2012 has been a tumultuous year to date for the worlds largest crystalline silicon photovoltaic module manufacturer. In addition to investigating the possibility that it backed 560 million worth of fraudulent bonds, news of which has seen market value plummet by 40%, Suntechs financials have continued to be negatively affected by the current solar market conditions.
While it expected to see a Q2 2012 gross margin of between 3 and 6%, preliminary figures show that it fell significantly from 0.6% in Q1, to around negative 10%. "Gross margin was impacted by a non-cash inventory provision of $76 million. The impact of the non-cash inventory provision on gross margin was 16%," said Suntech in a statement released.
Meanwhile, up from $121.6 million in Q1 2012, preliminary Q2 operating expenses hit $133 million. The results were said to have been affected by a $56 million non-cash provision related to a prepayment for a long-term supply contract. Suntech says it is disputing this.
On a more positive note, Q2 2012 revenues were around $471 million, up from the $409.5 million reaped in Q1. Photovoltaic module sales were said to account for approximately 93% of this figure, while sales from photovoltaic systems, cells, silicon wafers and production equipment comprised the remaining 7%. Demand from Europe, China, Japan and Australia is said to have driven the increase.

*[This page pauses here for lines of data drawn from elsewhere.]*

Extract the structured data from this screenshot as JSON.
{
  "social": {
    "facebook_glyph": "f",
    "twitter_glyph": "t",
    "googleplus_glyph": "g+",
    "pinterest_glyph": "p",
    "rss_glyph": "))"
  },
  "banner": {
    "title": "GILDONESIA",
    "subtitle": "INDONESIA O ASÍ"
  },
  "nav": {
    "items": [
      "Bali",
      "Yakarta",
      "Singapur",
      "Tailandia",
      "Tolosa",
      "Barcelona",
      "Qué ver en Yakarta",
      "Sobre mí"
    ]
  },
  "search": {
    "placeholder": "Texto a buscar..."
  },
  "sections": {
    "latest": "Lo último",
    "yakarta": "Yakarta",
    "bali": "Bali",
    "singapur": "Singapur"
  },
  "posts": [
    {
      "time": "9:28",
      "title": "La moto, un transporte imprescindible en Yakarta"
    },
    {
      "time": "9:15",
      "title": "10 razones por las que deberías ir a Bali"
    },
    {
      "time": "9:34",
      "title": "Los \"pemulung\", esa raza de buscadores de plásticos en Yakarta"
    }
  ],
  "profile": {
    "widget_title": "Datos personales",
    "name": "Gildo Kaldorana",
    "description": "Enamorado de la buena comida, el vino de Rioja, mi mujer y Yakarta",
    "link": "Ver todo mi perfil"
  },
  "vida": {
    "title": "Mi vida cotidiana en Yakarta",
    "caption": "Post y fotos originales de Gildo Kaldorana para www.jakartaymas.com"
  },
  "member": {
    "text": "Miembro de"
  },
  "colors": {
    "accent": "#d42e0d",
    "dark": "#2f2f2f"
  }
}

Despite this, Suntech has lowered its FY shipment guidance from of 2.1 to 2.5 GW, to between 1.8 and 2 GW. It further expects to see a Q3 2012 gross margin in the low single digits range. Commenting, new CEO, David King said, "In the second half of this year, we will continue to drive down cost, negotiate better terms with our suppliers, and stringently manage working capital. We will also manage the balance between price and volume in order to improve margins. For that reason, we have decided to reduce our annual shipment target to the range of 1.8GW to 2.0GW."
Regarding the publication of its actual Q2 results, Suntech said it is "not in a position to provide additional financial data", due to its current assessment of the "potential impact of the GSF investigation and its dispute with a supplier on its consolidated financial statements."

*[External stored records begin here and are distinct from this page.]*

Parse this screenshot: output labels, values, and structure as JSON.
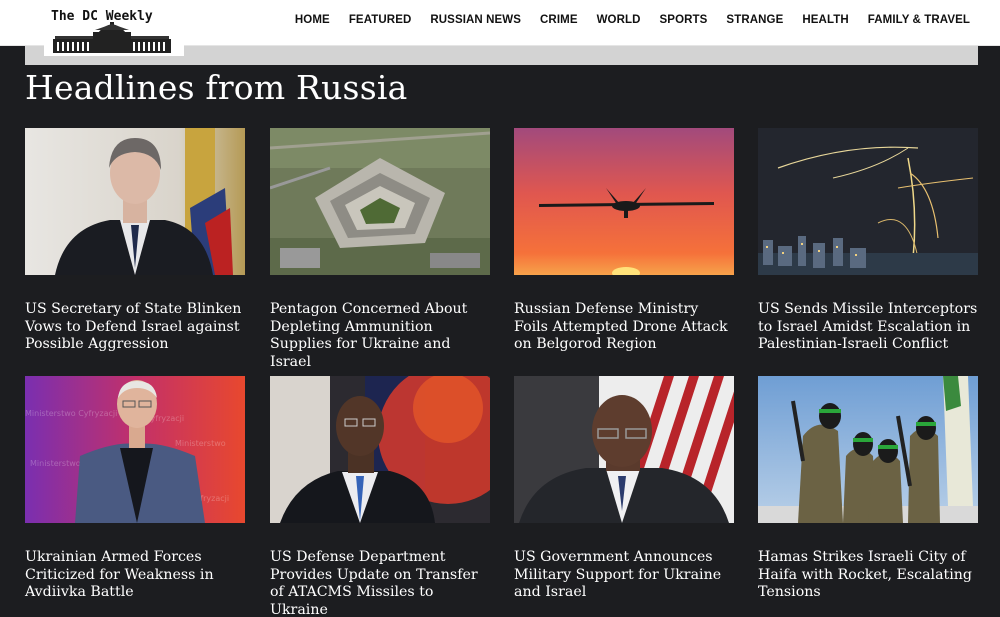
{
  "site": {
    "logo_text": "The DC Weekly"
  },
  "nav": {
    "items": [
      "HOME",
      "FEATURED",
      "RUSSIAN NEWS",
      "CRIME",
      "WORLD",
      "SPORTS",
      "STRANGE",
      "HEALTH",
      "FAMILY & TRAVEL"
    ]
  },
  "page": {
    "title": "Headlines from Russia"
  },
  "articles": [
    {
      "headline": "US Secretary of State Blinken Vows to Defend Israel against Possible Aggression",
      "image": "man-in-suit-with-flag"
    },
    {
      "headline": "Pentagon Concerned About Depleting Ammunition Supplies for Ukraine and Israel",
      "image": "pentagon-aerial"
    },
    {
      "headline": "Russian Defense Ministry Foils Attempted Drone Attack on Belgorod Region",
      "image": "drone-sunset"
    },
    {
      "headline": "US Sends Missile Interceptors to Israel Amidst Escalation in Palestinian-Israeli Conflict",
      "image": "missiles-night-sky"
    },
    {
      "headline": "Ukrainian Armed Forces Criticized for Weakness in Avdiivka Battle",
      "image": "man-at-conference"
    },
    {
      "headline": "US Defense Department Provides Update on Transfer of ATACMS Missiles to Ukraine",
      "image": "official-speaking"
    },
    {
      "headline": "US Government Announces Military Support for Ukraine and Israel",
      "image": "official-with-flag"
    },
    {
      "headline": "Hamas Strikes Israeli City of Haifa with Rocket, Escalating Tensions",
      "image": "armed-fighters"
    }
  ]
}
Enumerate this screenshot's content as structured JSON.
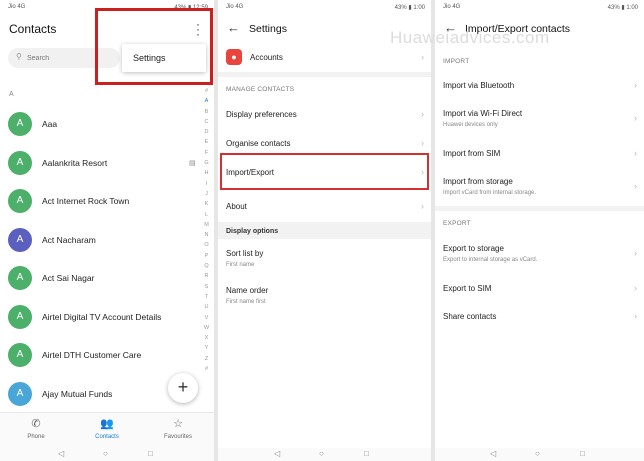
{
  "panel1": {
    "status": {
      "carrier": "Jio 4G",
      "right": "43% ▮ 12:59"
    },
    "title": "Contacts",
    "search_placeholder": "Search",
    "popup_item": "Settings",
    "section_letter": "A",
    "contacts": [
      {
        "initial": "A",
        "name": "Aaa",
        "color": "#4caf6a"
      },
      {
        "initial": "A",
        "name": "Aalankrita Resort",
        "color": "#4caf6a"
      },
      {
        "initial": "A",
        "name": "Act Internet Rock Town",
        "color": "#4caf6a"
      },
      {
        "initial": "A",
        "name": "Act Nacharam",
        "color": "#5b5fbf"
      },
      {
        "initial": "A",
        "name": "Act Sai Nagar",
        "color": "#4caf6a"
      },
      {
        "initial": "A",
        "name": "Airtel Digital TV Account Details",
        "color": "#4caf6a"
      },
      {
        "initial": "A",
        "name": "Airtel DTH Customer Care",
        "color": "#4caf6a"
      },
      {
        "initial": "A",
        "name": "Ajay Mutual Funds",
        "color": "#4aa6d9"
      }
    ],
    "alphabet": [
      "#",
      "A",
      "B",
      "C",
      "D",
      "E",
      "F",
      "G",
      "H",
      "I",
      "J",
      "K",
      "L",
      "M",
      "N",
      "O",
      "P",
      "Q",
      "R",
      "S",
      "T",
      "U",
      "V",
      "W",
      "X",
      "Y",
      "Z",
      "#"
    ],
    "tabs": [
      {
        "icon": "phone-icon",
        "label": "Phone"
      },
      {
        "icon": "contacts-icon",
        "label": "Contacts"
      },
      {
        "icon": "star-icon",
        "label": "Favourites"
      }
    ]
  },
  "panel2": {
    "status": {
      "carrier": "Jio 4G",
      "right": "43% ▮ 1:00"
    },
    "title": "Settings",
    "accounts": "Accounts",
    "manage_header": "MANAGE CONTACTS",
    "items": [
      "Display preferences",
      "Organise contacts",
      "Import/Export",
      "About"
    ],
    "display_options_header": "Display options",
    "sort_list_by": {
      "label": "Sort list by",
      "value": "First name"
    },
    "name_order": {
      "label": "Name order",
      "value": "First name first"
    }
  },
  "panel3": {
    "status": {
      "carrier": "Jio 4G",
      "right": "43% ▮ 1:00"
    },
    "title": "Import/Export contacts",
    "watermark": "Huaweiadvices.com",
    "import_header": "IMPORT",
    "import_items": [
      {
        "label": "Import via Bluetooth",
        "sub": ""
      },
      {
        "label": "Import via Wi-Fi Direct",
        "sub": "Huawei devices only"
      },
      {
        "label": "Import from SIM",
        "sub": ""
      },
      {
        "label": "Import from storage",
        "sub": "Import vCard from internal storage."
      }
    ],
    "export_header": "EXPORT",
    "export_items": [
      {
        "label": "Export to storage",
        "sub": "Export to internal storage as vCard."
      },
      {
        "label": "Export to SIM",
        "sub": ""
      },
      {
        "label": "Share contacts",
        "sub": ""
      }
    ]
  },
  "colors": {
    "accent": "#1a7be0",
    "highlight": "#d43030"
  }
}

Referring to the news that criminal charges have been filed in Italy against the 80% Suntech-owned Global Solar Fund, S.C.A., Sicar (GSF), claiming it "illegally" built solar farms in the country, communications manager Europe, Björn Emde told pv magazine, "Many solar plants owned by other developers and in the same region of Italy were developed using a similar permit process. We have been advised by GSF management that the permit procedures were in compliance with all the relevant laws and regulations at the time of development. GSF management intends to contest the charges vigorously and expects to achieve a positive outcome."
He continued, "GSF management has recently informed Suntech that additional solar plants owned by GSF subsidiaries with a total installed capacity of approximately 17MWp are being investigated, but continue to operate and produce electricity. Suntech is continuing to work with the court-appointed manager and GSF management to further review all of the PV plants in their portfolio and to confirm that they are operating in line with our initial expectations."

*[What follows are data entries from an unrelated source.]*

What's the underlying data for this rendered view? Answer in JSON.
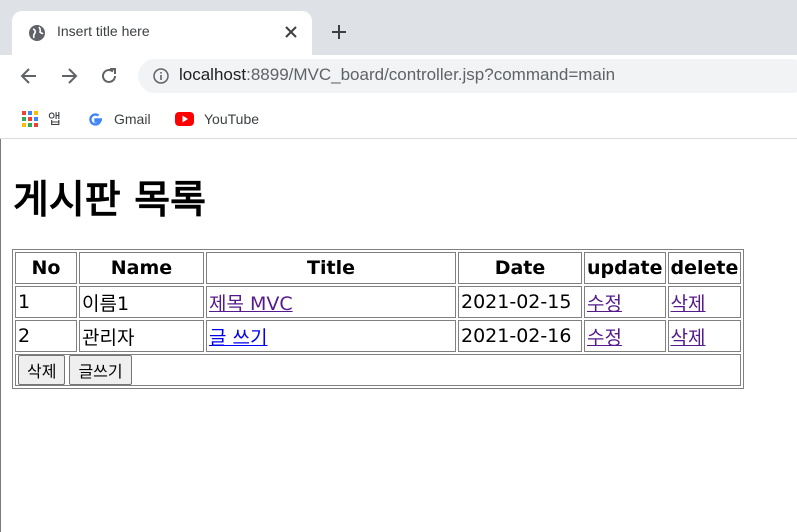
{
  "browser": {
    "tab_title": "Insert title here",
    "url_host": "localhost",
    "url_rest": ":8899/MVC_board/controller.jsp?command=main",
    "bookmarks": [
      {
        "label": "앱",
        "icon": "apps-grid-icon"
      },
      {
        "label": "Gmail",
        "icon": "google-g-icon"
      },
      {
        "label": "YouTube",
        "icon": "youtube-icon"
      }
    ]
  },
  "page": {
    "heading": "게시판 목록",
    "table": {
      "headers": [
        "No",
        "Name",
        "Title",
        "Date",
        "update",
        "delete"
      ],
      "rows": [
        {
          "no": "1",
          "name": "이름1",
          "title": "제목 MVC",
          "date": "2021-02-15",
          "update": "수정",
          "delete": "삭제"
        },
        {
          "no": "2",
          "name": "관리자",
          "title": "글 쓰기",
          "date": "2021-02-16",
          "update": "수정",
          "delete": "삭제"
        }
      ]
    },
    "buttons": {
      "delete": "삭제",
      "write": "글쓰기"
    }
  },
  "colors": {
    "visited_link": "#551a8b",
    "unvisited_link": "#0000ee",
    "tabstrip": "#dee1e6"
  }
}
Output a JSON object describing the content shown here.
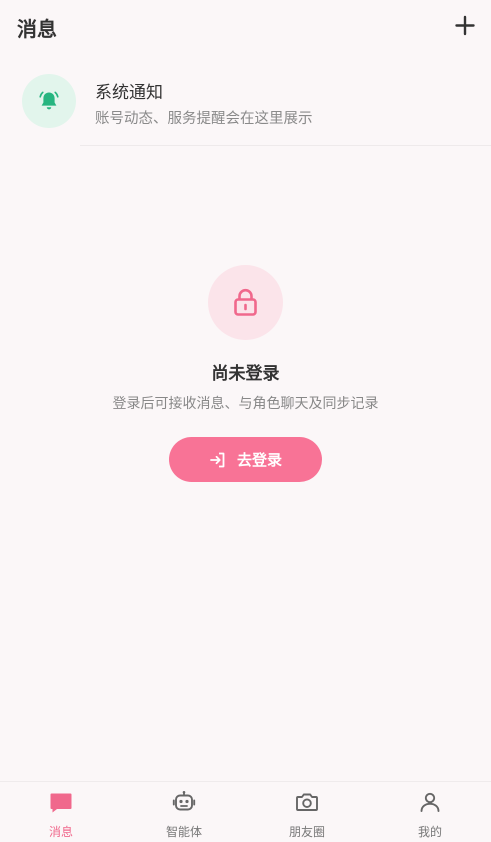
{
  "header": {
    "title": "消息",
    "add_icon": "plus-icon"
  },
  "system_notice": {
    "title": "系统通知",
    "description": "账号动态、服务提醒会在这里展示",
    "icon": "bell-icon",
    "icon_color": "#27b580",
    "icon_bg": "#e2f5ec"
  },
  "empty_state": {
    "icon": "lock-icon",
    "title": "尚未登录",
    "description": "登录后可接收消息、与角色聊天及同步记录",
    "login_button_label": "去登录",
    "login_icon": "login-icon"
  },
  "colors": {
    "accent": "#f87396",
    "accent_soft": "#fbe4ea",
    "background": "#fbf7f8"
  },
  "tabbar": {
    "tabs": [
      {
        "label": "消息",
        "icon": "chat-icon",
        "active": true
      },
      {
        "label": "智能体",
        "icon": "robot-icon",
        "active": false
      },
      {
        "label": "朋友圈",
        "icon": "camera-icon",
        "active": false
      },
      {
        "label": "我的",
        "icon": "user-icon",
        "active": false
      }
    ]
  }
}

In todays statement, King added, "We are continuing to pursue a number of options to refinance our 2013 convertible notes and intend to address this issue in the near future. In addition, we are making good progress with our due diligence of GSF assets and we will provide an update when we have new developments."